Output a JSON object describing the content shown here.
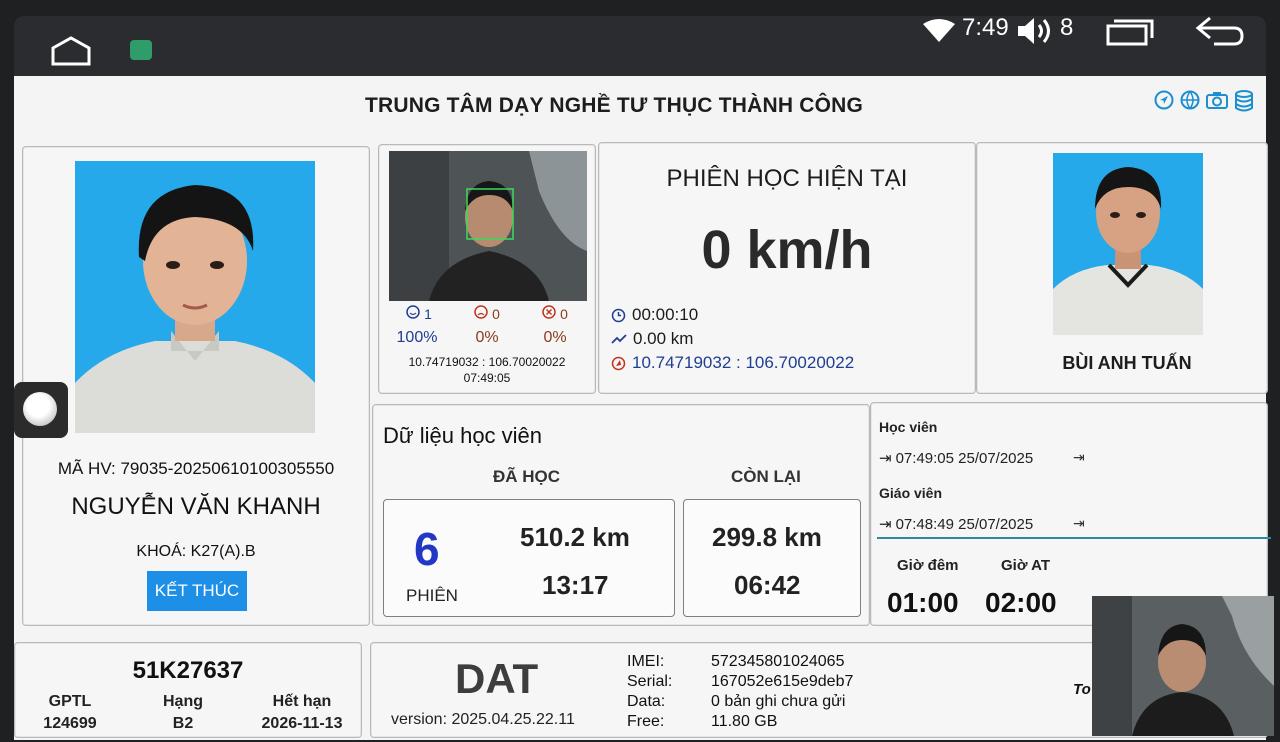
{
  "statusbar": {
    "time": "7:49",
    "volume": "8"
  },
  "app": {
    "title": "TRUNG TÂM DẠY NGHỀ TƯ THỤC THÀNH CÔNG",
    "tool_icons": [
      "navigation-icon",
      "globe-icon",
      "camera-icon",
      "database-icon"
    ]
  },
  "student": {
    "ma_hv": "MÃ HV: 79035-20250610100305550",
    "name": "NGUYỄN VĂN KHANH",
    "course": "KHOÁ: K27(A).B",
    "end_button": "KẾT THÚC"
  },
  "camera": {
    "happy_count": "1",
    "sad_count": "0",
    "absent_count": "0",
    "happy_pct": "100%",
    "sad_pct": "0%",
    "absent_pct": "0%",
    "coords": "10.74719032 : 106.70020022",
    "time": "07:49:05"
  },
  "session": {
    "heading": "PHIÊN HỌC HIỆN TẠI",
    "speed": "0 km/h",
    "duration": "00:00:10",
    "distance": "0.00 km",
    "gps": "10.74719032 : 106.70020022"
  },
  "teacher": {
    "name": "BÙI ANH TUẤN"
  },
  "learning": {
    "title": "Dữ liệu học viên",
    "done_label": "ĐÃ HỌC",
    "remain_label": "CÒN LẠI",
    "sessions": "6",
    "sessions_label": "PHIÊN",
    "done_km": "510.2 km",
    "done_time": "13:17",
    "remain_km": "299.8 km",
    "remain_time": "06:42"
  },
  "logins": {
    "student_label": "Học viên",
    "student_time": "07:49:05 25/07/2025",
    "teacher_label": "Giáo viên",
    "teacher_time": "07:48:49 25/07/2025",
    "night_label": "Giờ đêm",
    "night_value": "01:00",
    "at_label": "Giờ AT",
    "at_value": "02:00"
  },
  "vehicle": {
    "plate": "51K27637",
    "gptl_label": "GPTL",
    "gptl_value": "124699",
    "hang_label": "Hạng",
    "hang_value": "B2",
    "expiry_label": "Hết hạn",
    "expiry_value": "2026-11-13"
  },
  "device": {
    "brand": "DAT",
    "version": "version: 2025.04.25.22.11",
    "imei_label": "IMEI:",
    "imei": "572345801024065",
    "serial_label": "Serial:",
    "serial": "167052e615e9deb7",
    "data_label": "Data:",
    "data": "0 bản ghi chưa gửi",
    "free_label": "Free:",
    "free": "11.80 GB",
    "to_text": "To"
  },
  "colors": {
    "accent_button": "#1e8fe6",
    "session_number": "#2237c4",
    "photo_background": "#25a9ea"
  }
}
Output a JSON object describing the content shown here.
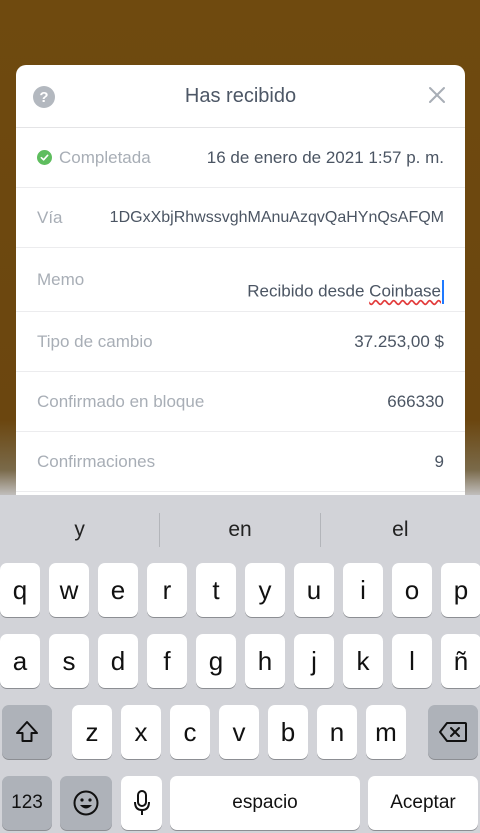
{
  "modal": {
    "title": "Has recibido",
    "help_icon": "?",
    "rows": {
      "status": {
        "label": "Completada",
        "value": "16 de enero de 2021 1:57 p. m."
      },
      "via": {
        "label": "Vía",
        "value": "1DGxXbjRhwssvghMAnuAzqvQaHYnQsAFQM"
      },
      "memo": {
        "label": "Memo",
        "value_prefix": "Recibido desde ",
        "value_misspelled": "Coinbase"
      },
      "exchange_rate": {
        "label": "Tipo de cambio",
        "value": "37.253,00 $"
      },
      "confirmed_block": {
        "label": "Confirmado en bloque",
        "value": "666330"
      },
      "confirmations": {
        "label": "Confirmaciones",
        "value": "9"
      }
    }
  },
  "keyboard": {
    "suggestions": [
      "y",
      "en",
      "el"
    ],
    "row1": [
      "q",
      "w",
      "e",
      "r",
      "t",
      "y",
      "u",
      "i",
      "o",
      "p"
    ],
    "row2": [
      "a",
      "s",
      "d",
      "f",
      "g",
      "h",
      "j",
      "k",
      "l",
      "ñ"
    ],
    "row3": [
      "z",
      "x",
      "c",
      "v",
      "b",
      "n",
      "m"
    ],
    "numbers_label": "123",
    "space_label": "espacio",
    "return_label": "Aceptar"
  },
  "colors": {
    "success": "#5ebd5e",
    "caret": "#1f7aff",
    "spellcheck": "#e23b3b"
  }
}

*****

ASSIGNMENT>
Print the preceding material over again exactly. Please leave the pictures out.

RESULT>
Output a JSON object describing the content shown here.
{
  "statusbar": {
    "time": "7:49",
    "volume": "8"
  },
  "app": {
    "title": "TRUNG TÂM DẠY NGHỀ TƯ THỤC THÀNH CÔNG",
    "tool_icons": [
      "navigation-icon",
      "globe-icon",
      "camera-icon",
      "database-icon"
    ]
  },
  "student": {
    "ma_hv": "MÃ HV: 79035-20250610100305550",
    "name": "NGUYỄN VĂN KHANH",
    "course": "KHOÁ: K27(A).B",
    "end_button": "KẾT THÚC"
  },
  "camera": {
    "happy_count": "1",
    "sad_count": "0",
    "absent_count": "0",
    "happy_pct": "100%",
    "sad_pct": "0%",
    "absent_pct": "0%",
    "coords": "10.74719032 : 106.70020022",
    "time": "07:49:05"
  },
  "session": {
    "heading": "PHIÊN HỌC HIỆN TẠI",
    "speed": "0 km/h",
    "duration": "00:00:10",
    "distance": "0.00 km",
    "gps": "10.74719032 : 106.70020022"
  },
  "teacher": {
    "name": "BÙI ANH TUẤN"
  },
  "learning": {
    "title": "Dữ liệu học viên",
    "done_label": "ĐÃ HỌC",
    "remain_label": "CÒN LẠI",
    "sessions": "6",
    "sessions_label": "PHIÊN",
    "done_km": "510.2 km",
    "done_time": "13:17",
    "remain_km": "299.8 km",
    "remain_time": "06:42"
  },
  "logins": {
    "student_label": "Học viên",
    "student_time": "07:49:05 25/07/2025",
    "teacher_label": "Giáo viên",
    "teacher_time": "07:48:49 25/07/2025",
    "night_label": "Giờ đêm",
    "night_value": "01:00",
    "at_label": "Giờ AT",
    "at_value": "02:00"
  },
  "vehicle": {
    "plate": "51K27637",
    "gptl_label": "GPTL",
    "gptl_value": "124699",
    "hang_label": "Hạng",
    "hang_value": "B2",
    "expiry_label": "Hết hạn",
    "expiry_value": "2026-11-13"
  },
  "device": {
    "brand": "DAT",
    "version": "version: 2025.04.25.22.11",
    "imei_label": "IMEI:",
    "imei": "572345801024065",
    "serial_label": "Serial:",
    "serial": "167052e615e9deb7",
    "data_label": "Data:",
    "data": "0 bản ghi chưa gửi",
    "free_label": "Free:",
    "free": "11.80 GB",
    "to_text": "To"
  },
  "colors": {
    "accent_button": "#1e8fe6",
    "session_number": "#2237c4",
    "photo_background": "#25a9ea"
  }
}
Output a JSON object describing the content shown here.
{
  "modal": {
    "title": "Has recibido",
    "help_icon": "?",
    "rows": {
      "status": {
        "label": "Completada",
        "value": "16 de enero de 2021 1:57 p. m."
      },
      "via": {
        "label": "Vía",
        "value": "1DGxXbjRhwssvghMAnuAzqvQaHYnQsAFQM"
      },
      "memo": {
        "label": "Memo",
        "value_prefix": "Recibido desde ",
        "value_misspelled": "Coinbase"
      },
      "exchange_rate": {
        "label": "Tipo de cambio",
        "value": "37.253,00 $"
      },
      "confirmed_block": {
        "label": "Confirmado en bloque",
        "value": "666330"
      },
      "confirmations": {
        "label": "Confirmaciones",
        "value": "9"
      }
    }
  },
  "keyboard": {
    "suggestions": [
      "y",
      "en",
      "el"
    ],
    "row1": [
      "q",
      "w",
      "e",
      "r",
      "t",
      "y",
      "u",
      "i",
      "o",
      "p"
    ],
    "row2": [
      "a",
      "s",
      "d",
      "f",
      "g",
      "h",
      "j",
      "k",
      "l",
      "ñ"
    ],
    "row3": [
      "z",
      "x",
      "c",
      "v",
      "b",
      "n",
      "m"
    ],
    "numbers_label": "123",
    "space_label": "espacio",
    "return_label": "Aceptar"
  },
  "colors": {
    "success": "#5ebd5e",
    "caret": "#1f7aff",
    "spellcheck": "#e23b3b"
  }
}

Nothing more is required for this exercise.